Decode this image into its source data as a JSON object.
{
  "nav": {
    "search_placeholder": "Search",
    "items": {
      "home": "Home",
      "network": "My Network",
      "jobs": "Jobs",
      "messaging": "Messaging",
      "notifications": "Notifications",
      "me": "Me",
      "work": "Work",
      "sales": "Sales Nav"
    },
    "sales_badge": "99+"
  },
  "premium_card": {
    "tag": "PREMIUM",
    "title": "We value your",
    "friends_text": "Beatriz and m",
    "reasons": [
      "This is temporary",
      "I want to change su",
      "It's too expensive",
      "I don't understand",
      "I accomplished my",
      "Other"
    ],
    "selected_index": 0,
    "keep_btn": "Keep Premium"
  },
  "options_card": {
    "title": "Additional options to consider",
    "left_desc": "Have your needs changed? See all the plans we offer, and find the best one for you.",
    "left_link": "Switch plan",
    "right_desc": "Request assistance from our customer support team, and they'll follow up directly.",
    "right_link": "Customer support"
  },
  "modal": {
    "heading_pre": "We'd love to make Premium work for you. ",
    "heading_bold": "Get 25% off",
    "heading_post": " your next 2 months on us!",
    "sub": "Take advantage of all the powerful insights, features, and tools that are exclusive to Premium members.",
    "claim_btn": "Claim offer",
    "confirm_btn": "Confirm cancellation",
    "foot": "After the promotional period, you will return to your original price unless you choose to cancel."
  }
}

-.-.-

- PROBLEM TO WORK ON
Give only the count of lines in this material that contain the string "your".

- SOLUTION BELOW
4